_Web page and app entries_
········
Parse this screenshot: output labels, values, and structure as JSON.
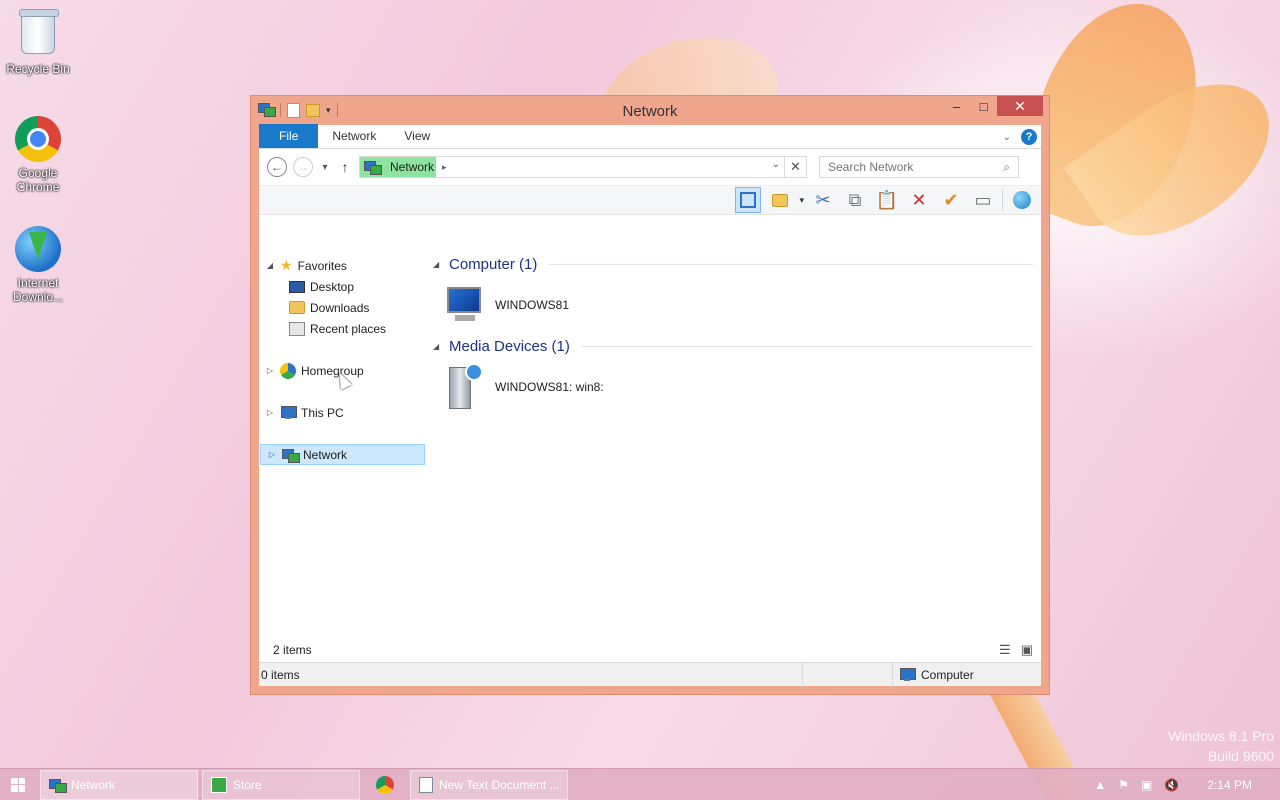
{
  "desktop": {
    "icons": [
      {
        "label": "Recycle Bin",
        "icon": "recycle-bin-icon"
      },
      {
        "label": "Google Chrome",
        "icon": "chrome-icon"
      },
      {
        "label": "Internet Downlo...",
        "icon": "internet-download-manager-icon"
      }
    ],
    "watermark": {
      "line1": "Windows 8.1 Pro",
      "line2": "Build 9600"
    }
  },
  "window": {
    "title": "Network",
    "ribbon_tabs": [
      "File",
      "Network",
      "View"
    ],
    "address": {
      "crumb": "Network"
    },
    "search": {
      "placeholder": "Search Network"
    },
    "nav": {
      "favorites": "Favorites",
      "desktop": "Desktop",
      "downloads": "Downloads",
      "recent": "Recent places",
      "homegroup": "Homegroup",
      "thispc": "This PC",
      "network": "Network"
    },
    "groups": [
      {
        "title": "Computer (1)",
        "items": [
          "WINDOWS81"
        ]
      },
      {
        "title": "Media Devices (1)",
        "items": [
          "WINDOWS81: win8:"
        ]
      }
    ],
    "item_count": "2 items",
    "status": {
      "selected": "0 items",
      "location": "Computer"
    }
  },
  "taskbar": {
    "tasks": [
      {
        "label": "Network"
      },
      {
        "label": "Store"
      },
      {
        "label": "New Text Document ..."
      }
    ],
    "clock": "2:14 PM"
  },
  "colors": {
    "accent": "#1979ca",
    "frame": "#f0a58d",
    "close": "#c75050"
  }
}
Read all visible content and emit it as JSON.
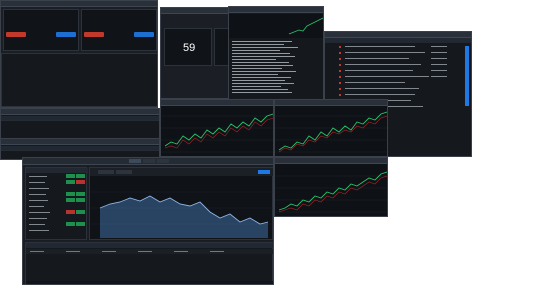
{
  "colors": {
    "up": "#2cc36b",
    "down": "#e0353b",
    "accent": "#1e78e6",
    "bg": "#1b1f25",
    "bar": "#2a3039"
  },
  "icons": [
    "close-icon",
    "minimize-icon",
    "maximize-icon"
  ]
}
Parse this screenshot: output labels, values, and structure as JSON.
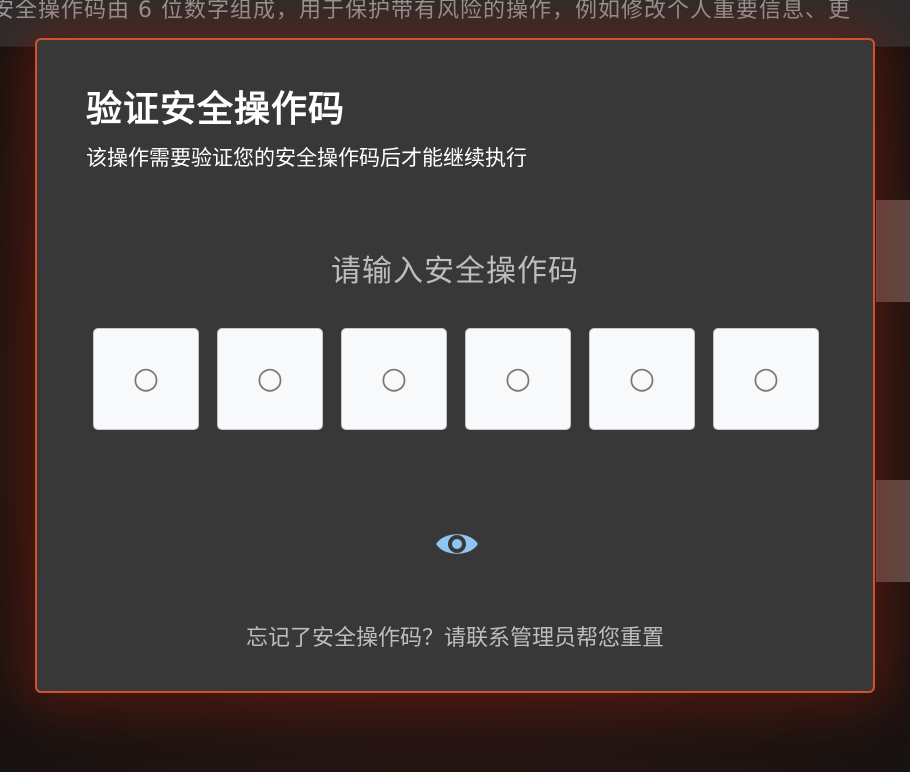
{
  "background": {
    "top_strip_text": "安全操作码由 6 位数字组成，用于保护带有风险的操作，例如修改个人重要信息、更"
  },
  "dialog": {
    "title": "验证安全操作码",
    "subtitle": "该操作需要验证您的安全操作码后才能继续执行",
    "prompt": "请输入安全操作码",
    "code_boxes": [
      {
        "placeholder": "○"
      },
      {
        "placeholder": "○"
      },
      {
        "placeholder": "○"
      },
      {
        "placeholder": "○"
      },
      {
        "placeholder": "○"
      },
      {
        "placeholder": "○"
      }
    ],
    "toggle_visibility_icon": "eye-icon",
    "footer_hint": "忘记了安全操作码？请联系管理员帮您重置"
  },
  "colors": {
    "dialog_border": "#d2512e",
    "dialog_background": "#383838",
    "eye_icon": "#8ec5f5",
    "code_box_background": "#f8f9fb"
  }
}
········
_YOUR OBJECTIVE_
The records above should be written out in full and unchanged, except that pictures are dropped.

_RESULT FOR THIS TASK_
Parse this screenshot: output labels, values, and structure as JSON.
{
  "desktop": {
    "icons": [
      {
        "label": "Recycle Bin",
        "icon": "recycle-bin-icon"
      },
      {
        "label": "Google Chrome",
        "icon": "chrome-icon"
      },
      {
        "label": "Internet Downlo...",
        "icon": "internet-download-manager-icon"
      }
    ],
    "watermark": {
      "line1": "Windows 8.1 Pro",
      "line2": "Build 9600"
    }
  },
  "window": {
    "title": "Network",
    "ribbon_tabs": [
      "File",
      "Network",
      "View"
    ],
    "address": {
      "crumb": "Network"
    },
    "search": {
      "placeholder": "Search Network"
    },
    "nav": {
      "favorites": "Favorites",
      "desktop": "Desktop",
      "downloads": "Downloads",
      "recent": "Recent places",
      "homegroup": "Homegroup",
      "thispc": "This PC",
      "network": "Network"
    },
    "groups": [
      {
        "title": "Computer (1)",
        "items": [
          "WINDOWS81"
        ]
      },
      {
        "title": "Media Devices (1)",
        "items": [
          "WINDOWS81: win8:"
        ]
      }
    ],
    "item_count": "2 items",
    "status": {
      "selected": "0 items",
      "location": "Computer"
    }
  },
  "taskbar": {
    "tasks": [
      {
        "label": "Network"
      },
      {
        "label": "Store"
      },
      {
        "label": "New Text Document ..."
      }
    ],
    "clock": "2:14 PM"
  },
  "colors": {
    "accent": "#1979ca",
    "frame": "#f0a58d",
    "close": "#c75050"
  }
}
Read all visible content and emit it as JSON.
{
  "colors": {
    "up": "#2cc36b",
    "down": "#e0353b",
    "accent": "#1e78e6",
    "bg": "#1b1f25",
    "bar": "#2a3039"
  },
  "icons": [
    "close-icon",
    "minimize-icon",
    "maximize-icon"
  ]
}
Parse this screenshot: output labels, values, and structure as JSON.
{
  "background": {
    "top_strip_text": "安全操作码由 6 位数字组成，用于保护带有风险的操作，例如修改个人重要信息、更"
  },
  "dialog": {
    "title": "验证安全操作码",
    "subtitle": "该操作需要验证您的安全操作码后才能继续执行",
    "prompt": "请输入安全操作码",
    "code_boxes": [
      {
        "placeholder": "○"
      },
      {
        "placeholder": "○"
      },
      {
        "placeholder": "○"
      },
      {
        "placeholder": "○"
      },
      {
        "placeholder": "○"
      },
      {
        "placeholder": "○"
      }
    ],
    "toggle_visibility_icon": "eye-icon",
    "footer_hint": "忘记了安全操作码？请联系管理员帮您重置"
  },
  "colors": {
    "dialog_border": "#d2512e",
    "dialog_background": "#383838",
    "eye_icon": "#8ec5f5",
    "code_box_background": "#f8f9fb"
  }
}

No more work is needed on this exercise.